Rory gathered the soldiers that were left and they braced the doors of the hall with the only defenses they had. Aedan's gut twisted as he realized this would be the last time he would see his best friend alive. None of them would survive this night.
They fought their way to the larder with the slimmest sliver of hope. His father lay dying on the floor, drenched in a pool of his own blood. They had to escape, but it was impossible. The Grey Warden offered a way, but Aedan couldn't take it. They would die here, and Fergus would be left without a clue. The last of the Couslands with no home to claim. His parents urged him to leave. To take that message, but what sort of son would he be if he left them to Howe's mercy?

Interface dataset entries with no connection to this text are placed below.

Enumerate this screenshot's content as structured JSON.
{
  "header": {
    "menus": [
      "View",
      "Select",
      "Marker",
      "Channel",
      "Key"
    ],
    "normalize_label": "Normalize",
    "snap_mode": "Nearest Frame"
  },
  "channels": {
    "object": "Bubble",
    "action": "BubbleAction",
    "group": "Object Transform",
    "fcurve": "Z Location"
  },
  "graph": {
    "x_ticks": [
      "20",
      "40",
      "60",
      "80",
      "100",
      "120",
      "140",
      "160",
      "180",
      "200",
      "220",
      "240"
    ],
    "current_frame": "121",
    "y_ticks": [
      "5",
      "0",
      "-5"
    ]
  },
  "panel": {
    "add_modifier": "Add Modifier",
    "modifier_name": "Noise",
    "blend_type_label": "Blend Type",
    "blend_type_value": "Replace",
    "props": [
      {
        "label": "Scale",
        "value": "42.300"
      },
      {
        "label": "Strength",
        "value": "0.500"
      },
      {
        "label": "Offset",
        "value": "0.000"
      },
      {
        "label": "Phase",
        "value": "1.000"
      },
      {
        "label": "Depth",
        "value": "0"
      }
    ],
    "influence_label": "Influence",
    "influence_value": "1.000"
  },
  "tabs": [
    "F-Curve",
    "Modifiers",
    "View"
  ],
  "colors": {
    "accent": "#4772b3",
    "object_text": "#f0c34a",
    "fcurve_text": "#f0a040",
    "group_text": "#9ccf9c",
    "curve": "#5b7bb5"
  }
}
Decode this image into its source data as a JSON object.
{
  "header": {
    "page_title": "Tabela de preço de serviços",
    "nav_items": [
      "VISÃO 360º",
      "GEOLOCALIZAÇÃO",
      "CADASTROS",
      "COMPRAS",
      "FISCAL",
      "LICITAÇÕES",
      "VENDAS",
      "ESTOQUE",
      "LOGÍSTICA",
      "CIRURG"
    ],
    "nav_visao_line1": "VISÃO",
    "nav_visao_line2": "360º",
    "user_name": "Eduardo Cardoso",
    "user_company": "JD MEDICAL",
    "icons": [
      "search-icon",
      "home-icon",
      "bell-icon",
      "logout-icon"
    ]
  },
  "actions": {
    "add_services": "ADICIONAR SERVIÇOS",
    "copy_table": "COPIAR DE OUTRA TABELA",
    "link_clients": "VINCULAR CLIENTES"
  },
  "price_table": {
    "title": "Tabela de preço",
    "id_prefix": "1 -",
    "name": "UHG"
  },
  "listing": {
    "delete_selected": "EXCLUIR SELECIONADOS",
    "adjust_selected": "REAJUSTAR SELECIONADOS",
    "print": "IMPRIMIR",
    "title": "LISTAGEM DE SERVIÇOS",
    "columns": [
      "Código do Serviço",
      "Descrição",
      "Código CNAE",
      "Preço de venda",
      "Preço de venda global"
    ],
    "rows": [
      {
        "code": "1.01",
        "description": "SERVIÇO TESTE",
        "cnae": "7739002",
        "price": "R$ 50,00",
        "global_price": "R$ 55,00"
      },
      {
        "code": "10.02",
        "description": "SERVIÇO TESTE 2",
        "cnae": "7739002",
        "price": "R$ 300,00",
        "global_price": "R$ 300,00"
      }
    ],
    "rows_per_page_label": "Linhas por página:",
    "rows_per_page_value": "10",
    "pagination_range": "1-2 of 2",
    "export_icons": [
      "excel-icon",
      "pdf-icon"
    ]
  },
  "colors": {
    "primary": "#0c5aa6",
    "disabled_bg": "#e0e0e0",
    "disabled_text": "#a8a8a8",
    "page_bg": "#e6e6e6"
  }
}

He should be dead. Aedan felt as though he had died. Flames licked at the walls of the place he knew as home, but his feet would not carry him back. He should have died, he knew, but the burning castle grew smaller and smaller as he made his escape. It was wrong. He should never have left.
The touch of warm metal against his cheek drew Aedan out of his thoughts. Duncan had moved to draw him into an embrace against a strong chest. Through the heavy metal and layers of padding, the youngest Cousland imagined he could hear the Warden's heartbeat, drumming blank calm into Aedan's overtired mind. A small measure of the stress that held him together drained away at the gesture. They were little more than acquaintances, but Duncan's act of comfort helped Aedan feel grounded.
Aedan always responded well to his tactile sense. It was something real to hold on to, a welcome change from the constant company of the phantoms in his mind. They sat in silence for a time, content to hold or be held. The youngest Cousland had all but forgotten verbal communication until Duncan spoke, words rumbling up from the older man's chest and working their way into Aedan's exhausted frame.
"You do not wish to speak of it. It is too soon, too much and you are not ready for such a telling. I would not ask you to share. You owe me none of that." Duncan's hand—freed from its gauntlet, though when, Aedan didn't know—came to rest in his hair, "But you need to rest. You will feel better for it, and whatever dreams you have will be easier to face when you wake. Rest is maybe the last thing you wish to do, but it is needed."
The hand in Aedan's hair began to card through it gently, leaching the tension from his frame. The older man's presence was a balm to Aedan's raw nerves. He pressed closer to Duncan's side, unconsciously craving more of the gentle attention.
"I will help you bear this burden, Aedan. You are to become a Grey Warden, a title with no small amount of responsibility. We are brothers in the Grey. The burdens that one of us carries are burdens that we all share."
The horrific visions that played behind Aedan's closed eyelids began to fade with Duncan's words. His body was giving in to the exhaustion that tugged at it so heavily. The youngest Cousland felt the hand in his hair slip down to slide under his knees so the Warden could lift him. Duncan placed Aedan in the tent more gently than he would have believed the other man capable of and drew up the woolen blanket to his chin. Though it would have embarrassed him to do so were his head clear, Aedan reached for the older man when Duncan pulled away.
The youngest Cousland kept his eyes closed, ready to pass off the reaction as one done unconsciously and prompted by the lull of sleep if the Warden didn't receive it well. There was no such rejection and a beat passed before the creak of leather and clink of metal reached Aedan's ears and another few moments passed before he was pulled against a solid chest.
Aedan clung to that warmth that made the harder edges of hurt ebb away, filling his head with Duncan's heartbeat. The young recruit's body seized upon the chance for rest, and slowly, Aedan's mind passed into the Fade, his burden a little lighter.